Problem to solve =>
Search the material for lines containing the word "taglibs", and copy each one.

Records for this task =>
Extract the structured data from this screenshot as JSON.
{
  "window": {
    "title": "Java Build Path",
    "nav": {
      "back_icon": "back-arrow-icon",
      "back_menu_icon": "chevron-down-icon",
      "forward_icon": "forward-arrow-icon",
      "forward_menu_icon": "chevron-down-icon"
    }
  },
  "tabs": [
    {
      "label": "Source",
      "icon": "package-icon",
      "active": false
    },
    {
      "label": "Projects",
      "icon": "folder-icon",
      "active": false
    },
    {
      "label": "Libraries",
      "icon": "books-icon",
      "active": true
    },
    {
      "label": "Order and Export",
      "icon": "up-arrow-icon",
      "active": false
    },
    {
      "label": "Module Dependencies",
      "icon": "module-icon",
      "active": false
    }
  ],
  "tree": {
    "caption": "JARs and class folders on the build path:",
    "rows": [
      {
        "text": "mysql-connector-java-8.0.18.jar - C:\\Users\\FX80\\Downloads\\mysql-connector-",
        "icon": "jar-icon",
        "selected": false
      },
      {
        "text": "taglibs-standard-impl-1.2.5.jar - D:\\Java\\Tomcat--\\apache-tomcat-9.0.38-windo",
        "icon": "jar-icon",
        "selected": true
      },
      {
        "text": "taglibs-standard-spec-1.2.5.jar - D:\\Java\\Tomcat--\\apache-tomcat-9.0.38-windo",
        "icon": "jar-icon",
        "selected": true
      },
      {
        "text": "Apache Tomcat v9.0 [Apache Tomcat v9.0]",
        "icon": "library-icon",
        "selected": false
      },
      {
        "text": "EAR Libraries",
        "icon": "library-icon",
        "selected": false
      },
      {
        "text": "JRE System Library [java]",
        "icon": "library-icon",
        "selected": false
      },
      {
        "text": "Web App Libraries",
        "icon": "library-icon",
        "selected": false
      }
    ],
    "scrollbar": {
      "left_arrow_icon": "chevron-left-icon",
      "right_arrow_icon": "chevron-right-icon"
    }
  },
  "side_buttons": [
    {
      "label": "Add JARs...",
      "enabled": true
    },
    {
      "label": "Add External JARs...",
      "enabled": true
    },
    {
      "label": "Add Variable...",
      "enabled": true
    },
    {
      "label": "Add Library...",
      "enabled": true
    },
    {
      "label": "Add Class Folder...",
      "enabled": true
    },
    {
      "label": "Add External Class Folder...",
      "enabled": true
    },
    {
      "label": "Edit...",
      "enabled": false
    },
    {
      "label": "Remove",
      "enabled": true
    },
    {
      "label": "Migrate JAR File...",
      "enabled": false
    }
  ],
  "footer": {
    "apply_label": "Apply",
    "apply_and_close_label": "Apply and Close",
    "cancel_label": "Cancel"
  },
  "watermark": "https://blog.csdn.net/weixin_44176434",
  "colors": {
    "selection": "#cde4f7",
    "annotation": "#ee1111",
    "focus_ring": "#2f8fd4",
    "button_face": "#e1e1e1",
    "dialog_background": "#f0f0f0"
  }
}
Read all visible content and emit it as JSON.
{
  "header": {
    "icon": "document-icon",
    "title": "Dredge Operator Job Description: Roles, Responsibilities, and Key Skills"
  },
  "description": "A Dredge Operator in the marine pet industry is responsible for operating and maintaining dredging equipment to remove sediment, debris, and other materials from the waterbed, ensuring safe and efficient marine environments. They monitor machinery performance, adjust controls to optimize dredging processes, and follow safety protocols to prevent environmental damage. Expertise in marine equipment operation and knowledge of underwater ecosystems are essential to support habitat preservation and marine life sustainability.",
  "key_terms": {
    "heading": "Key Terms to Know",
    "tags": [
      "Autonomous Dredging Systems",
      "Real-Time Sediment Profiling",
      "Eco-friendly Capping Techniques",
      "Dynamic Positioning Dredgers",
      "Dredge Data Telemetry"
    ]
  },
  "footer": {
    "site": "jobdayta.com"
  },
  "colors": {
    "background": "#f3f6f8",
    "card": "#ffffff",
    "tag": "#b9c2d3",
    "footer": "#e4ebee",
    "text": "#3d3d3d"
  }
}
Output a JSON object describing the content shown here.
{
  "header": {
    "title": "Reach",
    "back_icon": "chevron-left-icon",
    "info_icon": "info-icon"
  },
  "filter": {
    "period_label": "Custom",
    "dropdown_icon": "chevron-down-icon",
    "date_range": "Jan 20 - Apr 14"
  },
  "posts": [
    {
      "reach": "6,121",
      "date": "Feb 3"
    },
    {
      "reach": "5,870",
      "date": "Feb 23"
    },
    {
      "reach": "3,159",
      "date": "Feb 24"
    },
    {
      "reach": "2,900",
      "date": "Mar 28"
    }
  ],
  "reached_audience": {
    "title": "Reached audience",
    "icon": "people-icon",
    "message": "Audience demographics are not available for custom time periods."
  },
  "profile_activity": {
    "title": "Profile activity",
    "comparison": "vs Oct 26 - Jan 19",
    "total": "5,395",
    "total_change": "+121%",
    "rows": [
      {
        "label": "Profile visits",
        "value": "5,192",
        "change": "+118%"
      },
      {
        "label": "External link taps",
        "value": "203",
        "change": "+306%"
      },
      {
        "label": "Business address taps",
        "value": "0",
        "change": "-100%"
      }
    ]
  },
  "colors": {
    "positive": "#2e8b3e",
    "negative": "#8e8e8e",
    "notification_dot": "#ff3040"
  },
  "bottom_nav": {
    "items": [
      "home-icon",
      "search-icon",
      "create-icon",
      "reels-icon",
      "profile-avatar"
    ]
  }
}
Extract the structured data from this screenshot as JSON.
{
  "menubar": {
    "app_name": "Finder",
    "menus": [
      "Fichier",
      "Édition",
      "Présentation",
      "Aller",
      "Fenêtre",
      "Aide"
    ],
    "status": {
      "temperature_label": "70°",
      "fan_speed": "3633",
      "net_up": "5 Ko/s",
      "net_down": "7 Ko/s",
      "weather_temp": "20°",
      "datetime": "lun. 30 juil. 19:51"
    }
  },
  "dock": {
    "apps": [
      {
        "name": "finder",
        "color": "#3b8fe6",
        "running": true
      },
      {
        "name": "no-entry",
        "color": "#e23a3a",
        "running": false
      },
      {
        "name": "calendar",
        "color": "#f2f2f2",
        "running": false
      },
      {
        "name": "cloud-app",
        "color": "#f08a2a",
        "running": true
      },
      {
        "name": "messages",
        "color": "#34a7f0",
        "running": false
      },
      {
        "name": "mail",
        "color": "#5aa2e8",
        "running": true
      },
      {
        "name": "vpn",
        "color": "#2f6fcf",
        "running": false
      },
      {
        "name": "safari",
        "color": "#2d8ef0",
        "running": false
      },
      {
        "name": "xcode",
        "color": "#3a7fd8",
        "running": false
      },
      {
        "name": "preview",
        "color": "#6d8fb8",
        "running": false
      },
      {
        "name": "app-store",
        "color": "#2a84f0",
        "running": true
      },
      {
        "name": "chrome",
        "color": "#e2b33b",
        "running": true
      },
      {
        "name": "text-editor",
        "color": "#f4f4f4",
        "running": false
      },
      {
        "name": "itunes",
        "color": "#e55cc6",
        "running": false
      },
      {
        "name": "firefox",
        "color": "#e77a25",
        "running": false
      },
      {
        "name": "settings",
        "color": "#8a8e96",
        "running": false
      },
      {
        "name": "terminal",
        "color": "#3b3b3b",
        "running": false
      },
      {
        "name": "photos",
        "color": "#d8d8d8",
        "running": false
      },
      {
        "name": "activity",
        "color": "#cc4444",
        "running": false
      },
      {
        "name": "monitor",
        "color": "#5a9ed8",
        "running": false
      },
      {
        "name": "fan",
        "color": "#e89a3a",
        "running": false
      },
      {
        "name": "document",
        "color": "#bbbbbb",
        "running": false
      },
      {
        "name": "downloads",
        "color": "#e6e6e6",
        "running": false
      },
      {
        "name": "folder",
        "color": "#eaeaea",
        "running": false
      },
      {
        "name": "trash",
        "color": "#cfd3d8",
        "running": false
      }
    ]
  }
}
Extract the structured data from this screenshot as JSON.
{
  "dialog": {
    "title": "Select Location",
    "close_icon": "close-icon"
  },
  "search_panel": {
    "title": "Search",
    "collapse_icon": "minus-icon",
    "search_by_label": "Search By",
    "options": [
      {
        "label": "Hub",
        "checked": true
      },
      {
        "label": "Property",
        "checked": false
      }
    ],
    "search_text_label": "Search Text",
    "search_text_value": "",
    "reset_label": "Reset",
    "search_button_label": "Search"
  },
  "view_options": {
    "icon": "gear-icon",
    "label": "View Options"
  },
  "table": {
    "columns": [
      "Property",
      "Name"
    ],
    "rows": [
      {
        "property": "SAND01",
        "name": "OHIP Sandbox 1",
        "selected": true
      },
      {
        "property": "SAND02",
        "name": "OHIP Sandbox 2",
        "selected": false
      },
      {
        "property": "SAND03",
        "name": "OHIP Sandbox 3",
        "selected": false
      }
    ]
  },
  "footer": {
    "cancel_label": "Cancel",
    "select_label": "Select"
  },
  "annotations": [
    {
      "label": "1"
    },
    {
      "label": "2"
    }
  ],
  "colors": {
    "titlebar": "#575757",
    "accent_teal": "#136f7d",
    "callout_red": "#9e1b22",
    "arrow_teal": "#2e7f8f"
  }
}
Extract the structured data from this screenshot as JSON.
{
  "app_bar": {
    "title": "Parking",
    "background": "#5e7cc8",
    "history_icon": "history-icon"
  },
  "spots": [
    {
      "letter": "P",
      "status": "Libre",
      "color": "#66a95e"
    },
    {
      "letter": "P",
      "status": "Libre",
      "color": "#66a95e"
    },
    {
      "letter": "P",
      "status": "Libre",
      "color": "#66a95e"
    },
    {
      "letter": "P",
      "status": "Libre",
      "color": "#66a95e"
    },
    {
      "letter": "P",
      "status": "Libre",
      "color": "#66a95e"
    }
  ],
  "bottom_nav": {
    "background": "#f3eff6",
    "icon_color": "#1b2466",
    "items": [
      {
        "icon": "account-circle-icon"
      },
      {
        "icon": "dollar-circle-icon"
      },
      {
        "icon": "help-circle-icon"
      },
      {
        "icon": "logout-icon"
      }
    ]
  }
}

Solution below =>
        "text": "taglibs-standard-impl-1.2.5.jar - D:\\Java\\Tomcat--\\apache-tomcat-9.0.38-windo",
        "text": "taglibs-standard-spec-1.2.5.jar - D:\\Java\\Tomcat--\\apache-tomcat-9.0.38-windo",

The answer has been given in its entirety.